      Some people say "discard" has not a positive effect on optimization. Other people say it will at least spare the fetches of textures.
       
      if (color.A < 0.1f) { //discard; clip(-1); } // tons of reads of textures following here // and loops too
      Some people say that "discard" will only mask out the output of the pixel shader, while still evaluates all the statements after the "discard" instruction.

      MSN>
      discard: Do not output the result of the current pixel.
      clip: Discards the current pixel..
      <MSN

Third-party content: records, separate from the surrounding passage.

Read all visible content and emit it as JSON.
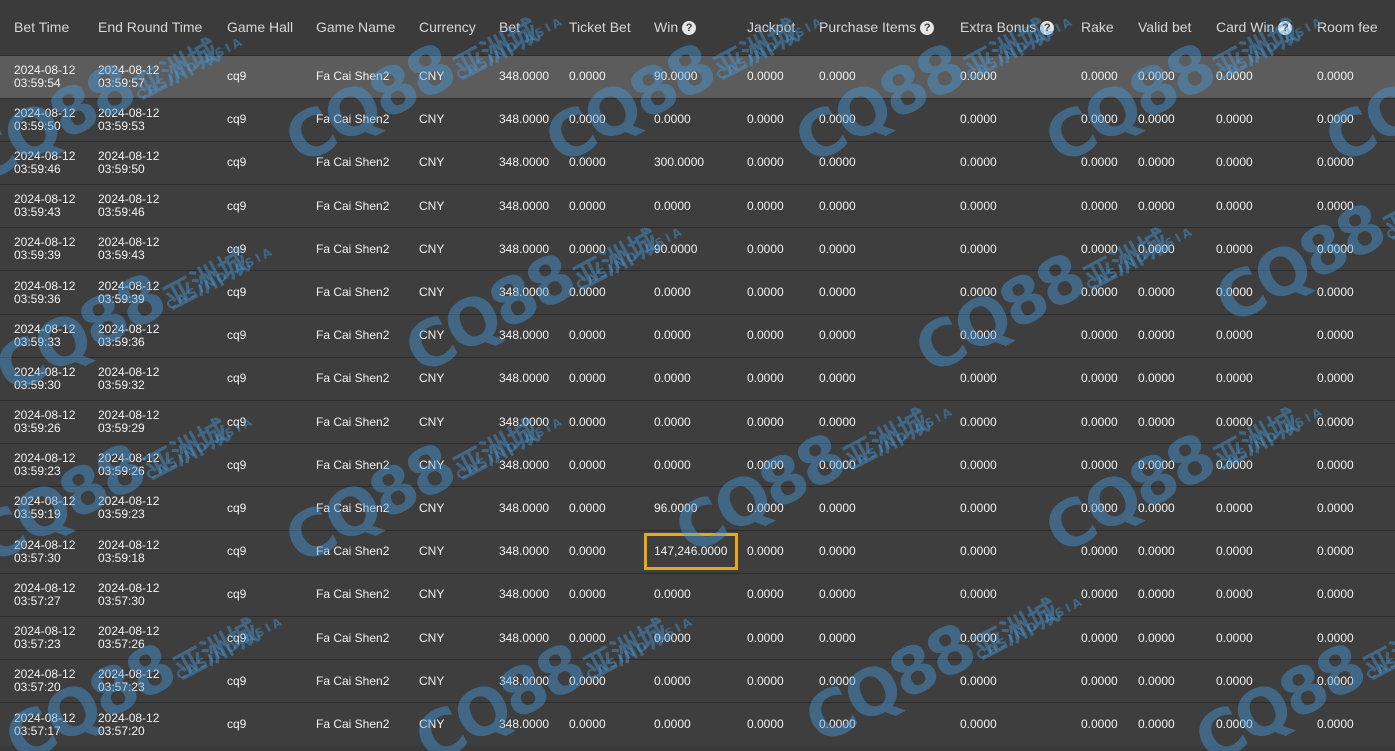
{
  "columns": [
    {
      "label": "Bet Time",
      "help": false
    },
    {
      "label": "End Round Time",
      "help": false
    },
    {
      "label": "Game Hall",
      "help": false
    },
    {
      "label": "Game Name",
      "help": false
    },
    {
      "label": "Currency",
      "help": false
    },
    {
      "label": "Bet",
      "help": false
    },
    {
      "label": "Ticket Bet",
      "help": false
    },
    {
      "label": "Win",
      "help": true
    },
    {
      "label": "Jackpot",
      "help": false
    },
    {
      "label": "Purchase Items",
      "help": true
    },
    {
      "label": "Extra Bonus",
      "help": true
    },
    {
      "label": "Rake",
      "help": false
    },
    {
      "label": "Valid bet",
      "help": false
    },
    {
      "label": "Card Win",
      "help": true
    },
    {
      "label": "Room fee",
      "help": false
    }
  ],
  "help_glyph": "?",
  "highlight_color": "#e8a817",
  "watermark": {
    "logo": "CQ88",
    "chinese": "亚洲城",
    "sub": "CASINO ASIA"
  },
  "rows": [
    {
      "bet_date": "2024-08-12",
      "bet_time": "03:59:54",
      "end_date": "2024-08-12",
      "end_time": "03:59:57",
      "hall": "cq9",
      "game": "Fa Cai Shen2",
      "currency": "CNY",
      "bet": "348.0000",
      "ticket_bet": "0.0000",
      "win": "90.0000",
      "jackpot": "0.0000",
      "purchase": "0.0000",
      "extra_bonus": "0.0000",
      "rake": "0.0000",
      "valid_bet": "0.0000",
      "card_win": "0.0000",
      "room_fee": "0.0000",
      "selected": true
    },
    {
      "bet_date": "2024-08-12",
      "bet_time": "03:59:50",
      "end_date": "2024-08-12",
      "end_time": "03:59:53",
      "hall": "cq9",
      "game": "Fa Cai Shen2",
      "currency": "CNY",
      "bet": "348.0000",
      "ticket_bet": "0.0000",
      "win": "0.0000",
      "jackpot": "0.0000",
      "purchase": "0.0000",
      "extra_bonus": "0.0000",
      "rake": "0.0000",
      "valid_bet": "0.0000",
      "card_win": "0.0000",
      "room_fee": "0.0000"
    },
    {
      "bet_date": "2024-08-12",
      "bet_time": "03:59:46",
      "end_date": "2024-08-12",
      "end_time": "03:59:50",
      "hall": "cq9",
      "game": "Fa Cai Shen2",
      "currency": "CNY",
      "bet": "348.0000",
      "ticket_bet": "0.0000",
      "win": "300.0000",
      "jackpot": "0.0000",
      "purchase": "0.0000",
      "extra_bonus": "0.0000",
      "rake": "0.0000",
      "valid_bet": "0.0000",
      "card_win": "0.0000",
      "room_fee": "0.0000"
    },
    {
      "bet_date": "2024-08-12",
      "bet_time": "03:59:43",
      "end_date": "2024-08-12",
      "end_time": "03:59:46",
      "hall": "cq9",
      "game": "Fa Cai Shen2",
      "currency": "CNY",
      "bet": "348.0000",
      "ticket_bet": "0.0000",
      "win": "0.0000",
      "jackpot": "0.0000",
      "purchase": "0.0000",
      "extra_bonus": "0.0000",
      "rake": "0.0000",
      "valid_bet": "0.0000",
      "card_win": "0.0000",
      "room_fee": "0.0000"
    },
    {
      "bet_date": "2024-08-12",
      "bet_time": "03:59:39",
      "end_date": "2024-08-12",
      "end_time": "03:59:43",
      "hall": "cq9",
      "game": "Fa Cai Shen2",
      "currency": "CNY",
      "bet": "348.0000",
      "ticket_bet": "0.0000",
      "win": "90.0000",
      "jackpot": "0.0000",
      "purchase": "0.0000",
      "extra_bonus": "0.0000",
      "rake": "0.0000",
      "valid_bet": "0.0000",
      "card_win": "0.0000",
      "room_fee": "0.0000"
    },
    {
      "bet_date": "2024-08-12",
      "bet_time": "03:59:36",
      "end_date": "2024-08-12",
      "end_time": "03:59:39",
      "hall": "cq9",
      "game": "Fa Cai Shen2",
      "currency": "CNY",
      "bet": "348.0000",
      "ticket_bet": "0.0000",
      "win": "0.0000",
      "jackpot": "0.0000",
      "purchase": "0.0000",
      "extra_bonus": "0.0000",
      "rake": "0.0000",
      "valid_bet": "0.0000",
      "card_win": "0.0000",
      "room_fee": "0.0000"
    },
    {
      "bet_date": "2024-08-12",
      "bet_time": "03:59:33",
      "end_date": "2024-08-12",
      "end_time": "03:59:36",
      "hall": "cq9",
      "game": "Fa Cai Shen2",
      "currency": "CNY",
      "bet": "348.0000",
      "ticket_bet": "0.0000",
      "win": "0.0000",
      "jackpot": "0.0000",
      "purchase": "0.0000",
      "extra_bonus": "0.0000",
      "rake": "0.0000",
      "valid_bet": "0.0000",
      "card_win": "0.0000",
      "room_fee": "0.0000"
    },
    {
      "bet_date": "2024-08-12",
      "bet_time": "03:59:30",
      "end_date": "2024-08-12",
      "end_time": "03:59:32",
      "hall": "cq9",
      "game": "Fa Cai Shen2",
      "currency": "CNY",
      "bet": "348.0000",
      "ticket_bet": "0.0000",
      "win": "0.0000",
      "jackpot": "0.0000",
      "purchase": "0.0000",
      "extra_bonus": "0.0000",
      "rake": "0.0000",
      "valid_bet": "0.0000",
      "card_win": "0.0000",
      "room_fee": "0.0000"
    },
    {
      "bet_date": "2024-08-12",
      "bet_time": "03:59:26",
      "end_date": "2024-08-12",
      "end_time": "03:59:29",
      "hall": "cq9",
      "game": "Fa Cai Shen2",
      "currency": "CNY",
      "bet": "348.0000",
      "ticket_bet": "0.0000",
      "win": "0.0000",
      "jackpot": "0.0000",
      "purchase": "0.0000",
      "extra_bonus": "0.0000",
      "rake": "0.0000",
      "valid_bet": "0.0000",
      "card_win": "0.0000",
      "room_fee": "0.0000"
    },
    {
      "bet_date": "2024-08-12",
      "bet_time": "03:59:23",
      "end_date": "2024-08-12",
      "end_time": "03:59:26",
      "hall": "cq9",
      "game": "Fa Cai Shen2",
      "currency": "CNY",
      "bet": "348.0000",
      "ticket_bet": "0.0000",
      "win": "0.0000",
      "jackpot": "0.0000",
      "purchase": "0.0000",
      "extra_bonus": "0.0000",
      "rake": "0.0000",
      "valid_bet": "0.0000",
      "card_win": "0.0000",
      "room_fee": "0.0000"
    },
    {
      "bet_date": "2024-08-12",
      "bet_time": "03:59:19",
      "end_date": "2024-08-12",
      "end_time": "03:59:23",
      "hall": "cq9",
      "game": "Fa Cai Shen2",
      "currency": "CNY",
      "bet": "348.0000",
      "ticket_bet": "0.0000",
      "win": "96.0000",
      "jackpot": "0.0000",
      "purchase": "0.0000",
      "extra_bonus": "0.0000",
      "rake": "0.0000",
      "valid_bet": "0.0000",
      "card_win": "0.0000",
      "room_fee": "0.0000"
    },
    {
      "bet_date": "2024-08-12",
      "bet_time": "03:57:30",
      "end_date": "2024-08-12",
      "end_time": "03:59:18",
      "hall": "cq9",
      "game": "Fa Cai Shen2",
      "currency": "CNY",
      "bet": "348.0000",
      "ticket_bet": "0.0000",
      "win": "147,246.0000",
      "jackpot": "0.0000",
      "purchase": "0.0000",
      "extra_bonus": "0.0000",
      "rake": "0.0000",
      "valid_bet": "0.0000",
      "card_win": "0.0000",
      "room_fee": "0.0000",
      "highlight_win": true
    },
    {
      "bet_date": "2024-08-12",
      "bet_time": "03:57:27",
      "end_date": "2024-08-12",
      "end_time": "03:57:30",
      "hall": "cq9",
      "game": "Fa Cai Shen2",
      "currency": "CNY",
      "bet": "348.0000",
      "ticket_bet": "0.0000",
      "win": "0.0000",
      "jackpot": "0.0000",
      "purchase": "0.0000",
      "extra_bonus": "0.0000",
      "rake": "0.0000",
      "valid_bet": "0.0000",
      "card_win": "0.0000",
      "room_fee": "0.0000"
    },
    {
      "bet_date": "2024-08-12",
      "bet_time": "03:57:23",
      "end_date": "2024-08-12",
      "end_time": "03:57:26",
      "hall": "cq9",
      "game": "Fa Cai Shen2",
      "currency": "CNY",
      "bet": "348.0000",
      "ticket_bet": "0.0000",
      "win": "0.0000",
      "jackpot": "0.0000",
      "purchase": "0.0000",
      "extra_bonus": "0.0000",
      "rake": "0.0000",
      "valid_bet": "0.0000",
      "card_win": "0.0000",
      "room_fee": "0.0000"
    },
    {
      "bet_date": "2024-08-12",
      "bet_time": "03:57:20",
      "end_date": "2024-08-12",
      "end_time": "03:57:23",
      "hall": "cq9",
      "game": "Fa Cai Shen2",
      "currency": "CNY",
      "bet": "348.0000",
      "ticket_bet": "0.0000",
      "win": "0.0000",
      "jackpot": "0.0000",
      "purchase": "0.0000",
      "extra_bonus": "0.0000",
      "rake": "0.0000",
      "valid_bet": "0.0000",
      "card_win": "0.0000",
      "room_fee": "0.0000"
    },
    {
      "bet_date": "2024-08-12",
      "bet_time": "03:57:17",
      "end_date": "2024-08-12",
      "end_time": "03:57:20",
      "hall": "cq9",
      "game": "Fa Cai Shen2",
      "currency": "CNY",
      "bet": "348.0000",
      "ticket_bet": "0.0000",
      "win": "0.0000",
      "jackpot": "0.0000",
      "purchase": "0.0000",
      "extra_bonus": "0.0000",
      "rake": "0.0000",
      "valid_bet": "0.0000",
      "card_win": "0.0000",
      "room_fee": "0.0000"
    }
  ]
}
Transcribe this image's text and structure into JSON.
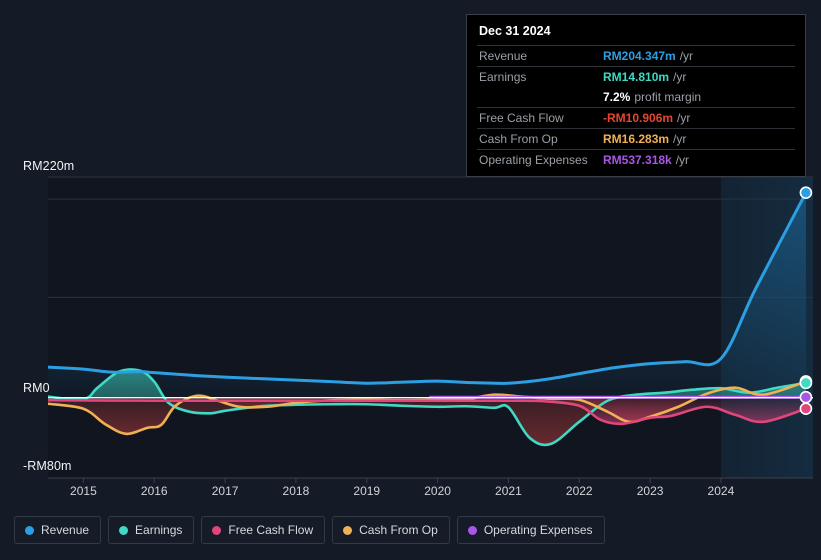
{
  "chart_data": {
    "type": "area",
    "title": "",
    "currency_prefix": "RM",
    "xlabel": "",
    "ylabel": "",
    "x_tick_labels": [
      "2015",
      "2016",
      "2017",
      "2018",
      "2019",
      "2020",
      "2021",
      "2022",
      "2023",
      "2024"
    ],
    "y_tick_labels": [
      "RM220m",
      "RM0",
      "-RM80m"
    ],
    "ylim": [
      -80,
      220
    ],
    "xlim": [
      2014.5,
      2025.3
    ],
    "grid": true,
    "legend_position": "bottom",
    "forecast_start_x": 2024.0,
    "series": [
      {
        "name": "Revenue",
        "color": "#2c9fe2",
        "x": [
          2014.5,
          2015.0,
          2015.4,
          2015.8,
          2016.0,
          2016.5,
          2017.0,
          2017.5,
          2018.0,
          2018.5,
          2019.0,
          2019.5,
          2020.0,
          2020.5,
          2021.0,
          2021.5,
          2022.0,
          2022.5,
          2023.0,
          2023.5,
          2024.0,
          2024.5,
          2025.2
        ],
        "values": [
          30.5,
          28.5,
          25.5,
          26.0,
          25.0,
          22.5,
          20.5,
          19.0,
          17.5,
          16.0,
          14.5,
          15.5,
          16.5,
          15.0,
          14.5,
          18.0,
          24.0,
          30.0,
          34.0,
          36.0,
          39.0,
          110.0,
          204.347
        ],
        "end_value": 204.347
      },
      {
        "name": "Earnings",
        "color": "#3fd9c5",
        "x": [
          2014.5,
          2015.0,
          2015.2,
          2015.5,
          2015.8,
          2016.0,
          2016.2,
          2016.5,
          2016.8,
          2017.0,
          2017.5,
          2018.0,
          2018.5,
          2019.0,
          2019.5,
          2020.0,
          2020.4,
          2020.8,
          2021.0,
          2021.3,
          2021.6,
          2022.0,
          2022.4,
          2022.8,
          2023.2,
          2023.6,
          2024.0,
          2024.4,
          2024.8,
          2025.2
        ],
        "values": [
          1.0,
          -1.5,
          10.0,
          26.0,
          27.0,
          16.0,
          -5.0,
          -14.0,
          -15.5,
          -13.0,
          -8.5,
          -7.0,
          -6.5,
          -6.5,
          -8.0,
          -9.0,
          -8.5,
          -10.0,
          -9.5,
          -40.0,
          -46.0,
          -24.0,
          -3.0,
          3.0,
          5.0,
          8.0,
          9.5,
          5.0,
          10.0,
          14.81
        ],
        "end_value": 14.81
      },
      {
        "name": "Free Cash Flow",
        "color": "#e0457b",
        "x": [
          2014.5,
          2016.0,
          2017.0,
          2018.0,
          2019.0,
          2019.8,
          2020.5,
          2021.0,
          2021.5,
          2022.0,
          2022.3,
          2022.6,
          2023.0,
          2023.3,
          2023.8,
          2024.2,
          2024.6,
          2025.2
        ],
        "values": [
          -2.5,
          -3.0,
          -3.0,
          -3.0,
          -3.0,
          -3.0,
          -3.0,
          -3.0,
          -3.5,
          -8.0,
          -22.0,
          -26.0,
          -20.0,
          -18.0,
          -9.0,
          -17.0,
          -24.0,
          -10.906
        ],
        "end_value": -10.906
      },
      {
        "name": "Cash From Op",
        "color": "#f0b155",
        "x": [
          2014.5,
          2015.0,
          2015.3,
          2015.6,
          2015.9,
          2016.1,
          2016.3,
          2016.6,
          2016.9,
          2017.2,
          2017.6,
          2018.0,
          2018.5,
          2019.0,
          2019.5,
          2020.0,
          2020.4,
          2020.8,
          2021.2,
          2021.6,
          2022.0,
          2022.4,
          2022.7,
          2023.0,
          2023.4,
          2023.8,
          2024.2,
          2024.6,
          2025.2
        ],
        "values": [
          -6.0,
          -11.0,
          -26.0,
          -36.0,
          -30.0,
          -27.0,
          -8.0,
          2.0,
          -3.0,
          -9.0,
          -9.0,
          -5.0,
          -2.5,
          -2.0,
          -2.5,
          -2.0,
          -1.5,
          3.0,
          1.0,
          -1.0,
          -2.0,
          -14.0,
          -24.0,
          -19.0,
          -9.0,
          4.0,
          10.0,
          3.0,
          16.283
        ],
        "end_value": 16.283
      },
      {
        "name": "Operating Expenses",
        "color": "#a855e8",
        "x": [
          2019.9,
          2020.5,
          2021.0,
          2021.5,
          2022.0,
          2022.5,
          2023.0,
          2023.5,
          2024.0,
          2024.5,
          2025.2
        ],
        "values": [
          0.537,
          0.537,
          0.537,
          0.537,
          0.537,
          0.537,
          0.537,
          0.537,
          0.537,
          0.537,
          0.537
        ],
        "end_value": 0.537318
      }
    ]
  },
  "tooltip": {
    "title": "Dec 31 2024",
    "rows": [
      {
        "label": "Revenue",
        "value": "RM204.347m",
        "suffix": "/yr",
        "color": "#2c9fe2"
      },
      {
        "label": "Earnings",
        "value": "RM14.810m",
        "suffix": "/yr",
        "color": "#3fd9c5"
      },
      {
        "label": "",
        "value": "7.2%",
        "suffix": "profit margin",
        "color": "#ffffff"
      },
      {
        "label": "Free Cash Flow",
        "value": "-RM10.906m",
        "suffix": "/yr",
        "color": "#e8442e"
      },
      {
        "label": "Cash From Op",
        "value": "RM16.283m",
        "suffix": "/yr",
        "color": "#f0b155"
      },
      {
        "label": "Operating Expenses",
        "value": "RM537.318k",
        "suffix": "/yr",
        "color": "#a855e8"
      }
    ]
  },
  "legend": {
    "items": [
      {
        "label": "Revenue",
        "color": "#2c9fe2"
      },
      {
        "label": "Earnings",
        "color": "#3fd9c5"
      },
      {
        "label": "Free Cash Flow",
        "color": "#e0457b"
      },
      {
        "label": "Cash From Op",
        "color": "#f0b155"
      },
      {
        "label": "Operating Expenses",
        "color": "#a855e8"
      }
    ]
  },
  "axis": {
    "y_top": "RM220m",
    "y_zero": "RM0",
    "y_bottom": "-RM80m"
  }
}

      As usual it is unclear, but it suggests that "clip" could discard the whole pixel(maybe stopping execution too)

      I think, that at least, because of termal and energy consuming reasons, GPU should not evaluate the statements after "discard", but some people on internet say that GPU computes the statements anyways. What I am more worried about, are the texture fetches after discard/clip.

      (what if after discard, I have an expensive branch decision that makes the approved cheap branch neighbor pixels stall for nothing? this is crazy)
    • By NikiTo
      I have a problem. My shaders are huge, in the meaning that they have lot of code inside. Many of my pixels should be completely discarded. I could use in the very beginning of the shader a comparison and discard, But as far as I understand, discard statement does not save workload at all, as it has to stale until the long huge neighbor shaders complete.
      Initially I wanted to use stencil to discard pixels before the execution flow enters the shader. Even before the GPU distributes/allocates resources for this shader, avoiding stale of pixel shaders execution flow, because initially I assumed that Depth/Stencil discards pixels before the pixel shader, but I see now that it happens inside the very last Output Merger state. It seems extremely inefficient to render that way a little mirror in a scene with big viewport. Why they've put the stencil test in the output merger anyway? Handling of Stencil is so limited compared to other resources. Does people use Stencil functionality at all for games, or they prefer discard/clip?

      Will GPU stale the pixel if I issue a discard in the very beginning of the pixel shader, or GPU will already start using the freed up resources to render another pixel?!?!



       
    • By Axiverse
      I'm wondering when upload buffers are copied into the GPU. Basically I want to pool buffers and want to know when I can reuse and write new data into the buffers.
    • By NikiTo
      AMD forces me to use MipLevels in order to can read from a heap previously used as RTV. Intel's integrated GPU works fine with MipLevels = 1 inside the D3D12_RESOURCE_DESC. For AMD I have to set it to 0(or 2). MSDN says 0 means max levels. With MipLevels = 1, AMD is rendering fine to the RTV, but reading from the RTV it shows the image reordered.

      Is setting MipLevels to something other than 1 going to cost me too much memory or execution time during rendering to RTVs, because I really don't need mipmaps at all(not for the 99% of my app)?

      (I use the same 2D D3D12_RESOURCE_DESC for both the SRV and RTV sharing the same heap. Using 1 for MipLevels in that D3D12_RESOURCE_DESC gives me results like in the photos attached below. Using 0 or 2 makes AMD read fine from the RTV. I wish I could sort this somehow, but in the last two days I've tried almost anything to sort this problem, and this is the only way it works on my machine.)


  • Forum Statistics

    • Total Topics
      631073
    • Total Posts
      2997754
×

Important Information

By using GameDev.net, you agree to our community Guidelines, Terms of Use, and Privacy Policy.

Participate in the game development conversation and more when you create an account on GameDev.net!

Sign me up!